## DIRECTIONS FOR THIS TASK
Report how many lines in the data include "Glucose", with the number as the only reply.

## DATA TO USE
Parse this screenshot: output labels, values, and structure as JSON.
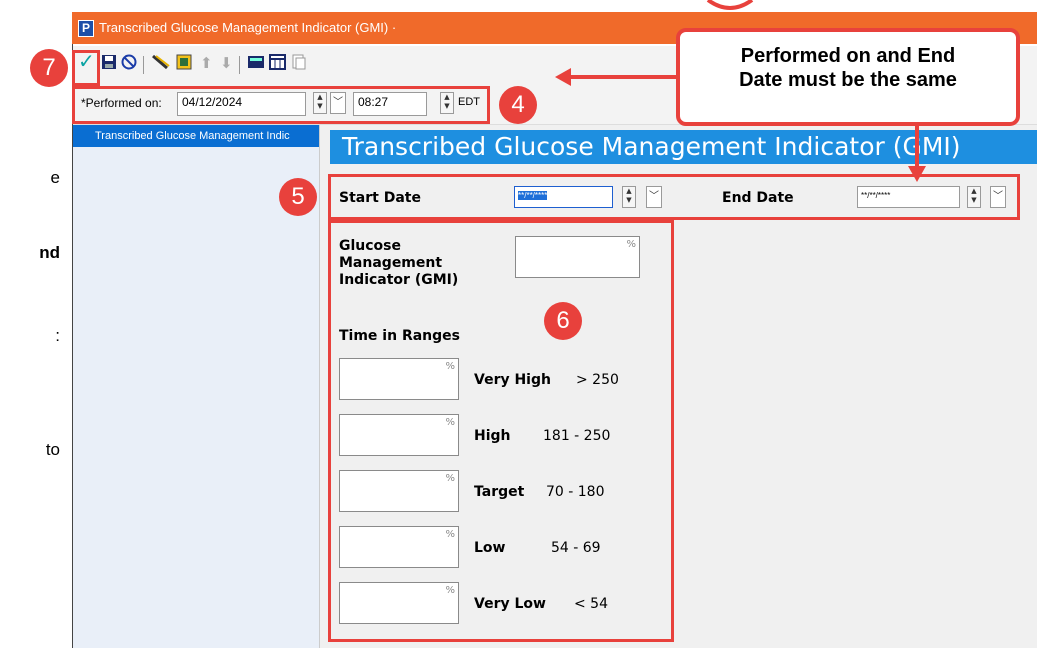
{
  "doc_fragments": [
    "e",
    "nd",
    ":",
    "to"
  ],
  "window": {
    "app_icon_letter": "P",
    "title": "Transcribed Glucose Management Indicator (GMI) ·"
  },
  "toolbar": {
    "icons": [
      "checkmark-icon",
      "save-icon",
      "cancel-icon",
      "reference-icon",
      "form-browser-icon",
      "up-arrow-icon",
      "down-arrow-icon",
      "calculator-icon",
      "calendar-icon",
      "copy-icon"
    ]
  },
  "performed": {
    "label": "*Performed on:",
    "date": "04/12/2024",
    "time": "08:27",
    "timezone": "EDT"
  },
  "sidebar": {
    "selected_item": "Transcribed Glucose Management Indic"
  },
  "form": {
    "header": "Transcribed Glucose Management Indicator (GMI)",
    "start_date_label": "Start Date",
    "start_date_value": "**/**/****",
    "end_date_label": "End Date",
    "end_date_value": "**/**/****",
    "gmi_label_line1": "Glucose",
    "gmi_label_line2": "Management",
    "gmi_label_line3": "Indicator (GMI)",
    "percent": "%",
    "time_in_ranges_label": "Time in Ranges",
    "ranges": [
      {
        "label": "Very High",
        "range": "> 250"
      },
      {
        "label": "High",
        "range": "181 - 250"
      },
      {
        "label": "Target",
        "range": "70 - 180"
      },
      {
        "label": "Low",
        "range": "54 - 69"
      },
      {
        "label": "Very Low",
        "range": "< 54"
      }
    ]
  },
  "annotations": {
    "callout_line1": "Performed on and End",
    "callout_line2": "Date must be the same",
    "badge_4": "4",
    "badge_5": "5",
    "badge_6": "6",
    "badge_7": "7",
    "accent_color": "#e8413c"
  }
}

## REPLY
4